» Exercise directions: Scan the listing for "badge" and copy out each line that has it.

-- Data to examine follows --

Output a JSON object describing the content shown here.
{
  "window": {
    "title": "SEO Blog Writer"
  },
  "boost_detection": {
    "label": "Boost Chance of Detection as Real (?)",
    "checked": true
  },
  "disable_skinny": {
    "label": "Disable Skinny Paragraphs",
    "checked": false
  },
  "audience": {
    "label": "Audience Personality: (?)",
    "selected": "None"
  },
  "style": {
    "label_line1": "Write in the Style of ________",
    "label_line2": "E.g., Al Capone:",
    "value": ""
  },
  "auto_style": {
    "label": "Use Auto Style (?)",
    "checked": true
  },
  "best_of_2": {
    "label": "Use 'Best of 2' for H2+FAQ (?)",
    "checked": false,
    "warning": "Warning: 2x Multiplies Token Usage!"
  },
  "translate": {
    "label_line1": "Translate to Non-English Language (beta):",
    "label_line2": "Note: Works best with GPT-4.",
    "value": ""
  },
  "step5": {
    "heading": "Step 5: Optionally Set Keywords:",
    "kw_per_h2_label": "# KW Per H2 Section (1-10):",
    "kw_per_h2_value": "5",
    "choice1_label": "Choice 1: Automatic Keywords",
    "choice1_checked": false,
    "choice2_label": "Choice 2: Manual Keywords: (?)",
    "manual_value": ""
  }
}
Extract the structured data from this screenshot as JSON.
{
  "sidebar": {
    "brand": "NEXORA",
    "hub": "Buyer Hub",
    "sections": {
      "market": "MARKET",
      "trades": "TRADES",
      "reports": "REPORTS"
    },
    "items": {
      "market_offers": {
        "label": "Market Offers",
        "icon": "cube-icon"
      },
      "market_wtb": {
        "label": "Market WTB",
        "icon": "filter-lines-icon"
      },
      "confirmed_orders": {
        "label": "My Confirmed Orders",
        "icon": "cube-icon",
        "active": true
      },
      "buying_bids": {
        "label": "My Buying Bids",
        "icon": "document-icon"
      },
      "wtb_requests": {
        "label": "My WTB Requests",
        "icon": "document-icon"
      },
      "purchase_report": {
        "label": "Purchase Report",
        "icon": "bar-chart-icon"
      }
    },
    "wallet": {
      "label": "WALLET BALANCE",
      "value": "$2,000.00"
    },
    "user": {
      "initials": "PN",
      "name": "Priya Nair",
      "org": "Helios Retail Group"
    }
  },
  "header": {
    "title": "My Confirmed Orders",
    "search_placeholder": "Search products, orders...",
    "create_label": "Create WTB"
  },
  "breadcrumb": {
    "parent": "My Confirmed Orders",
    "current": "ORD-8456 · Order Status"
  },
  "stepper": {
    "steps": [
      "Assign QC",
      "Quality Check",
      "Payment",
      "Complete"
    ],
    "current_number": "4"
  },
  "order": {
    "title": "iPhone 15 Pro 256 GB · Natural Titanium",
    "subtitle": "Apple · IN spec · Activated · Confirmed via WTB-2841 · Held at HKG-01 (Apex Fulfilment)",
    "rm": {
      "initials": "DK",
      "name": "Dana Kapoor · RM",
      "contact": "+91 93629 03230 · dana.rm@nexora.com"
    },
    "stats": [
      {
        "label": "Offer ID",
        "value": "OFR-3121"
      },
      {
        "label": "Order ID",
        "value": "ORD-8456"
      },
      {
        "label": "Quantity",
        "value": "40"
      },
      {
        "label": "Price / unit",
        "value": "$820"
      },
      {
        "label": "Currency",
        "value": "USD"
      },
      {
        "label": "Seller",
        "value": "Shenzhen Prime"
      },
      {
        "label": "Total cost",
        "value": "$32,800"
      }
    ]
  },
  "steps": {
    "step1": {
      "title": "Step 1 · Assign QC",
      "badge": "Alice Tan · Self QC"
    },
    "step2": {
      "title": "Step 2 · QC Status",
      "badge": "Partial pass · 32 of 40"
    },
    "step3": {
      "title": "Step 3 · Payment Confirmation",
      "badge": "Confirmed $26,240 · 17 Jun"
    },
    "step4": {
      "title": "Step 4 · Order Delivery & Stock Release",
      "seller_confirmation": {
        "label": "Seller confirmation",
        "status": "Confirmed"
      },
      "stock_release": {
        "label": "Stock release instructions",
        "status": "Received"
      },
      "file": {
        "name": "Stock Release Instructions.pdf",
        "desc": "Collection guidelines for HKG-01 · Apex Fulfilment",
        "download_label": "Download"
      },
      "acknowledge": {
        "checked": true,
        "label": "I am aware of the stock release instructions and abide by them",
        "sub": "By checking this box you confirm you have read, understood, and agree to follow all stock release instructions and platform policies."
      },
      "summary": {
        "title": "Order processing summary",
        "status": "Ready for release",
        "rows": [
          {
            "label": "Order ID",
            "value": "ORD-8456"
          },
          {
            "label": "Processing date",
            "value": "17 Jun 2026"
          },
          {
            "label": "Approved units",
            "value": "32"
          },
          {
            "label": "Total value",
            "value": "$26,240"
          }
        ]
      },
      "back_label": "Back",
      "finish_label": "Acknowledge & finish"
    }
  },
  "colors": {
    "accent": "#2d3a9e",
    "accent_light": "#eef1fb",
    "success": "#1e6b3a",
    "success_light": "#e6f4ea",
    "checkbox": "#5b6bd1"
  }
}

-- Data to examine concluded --

» Written answer:
      "badge": "Alice Tan · Self QC"
      "badge": "Partial pass · 32 of 40"
      "badge": "Confirmed $26,240 · 17 Jun"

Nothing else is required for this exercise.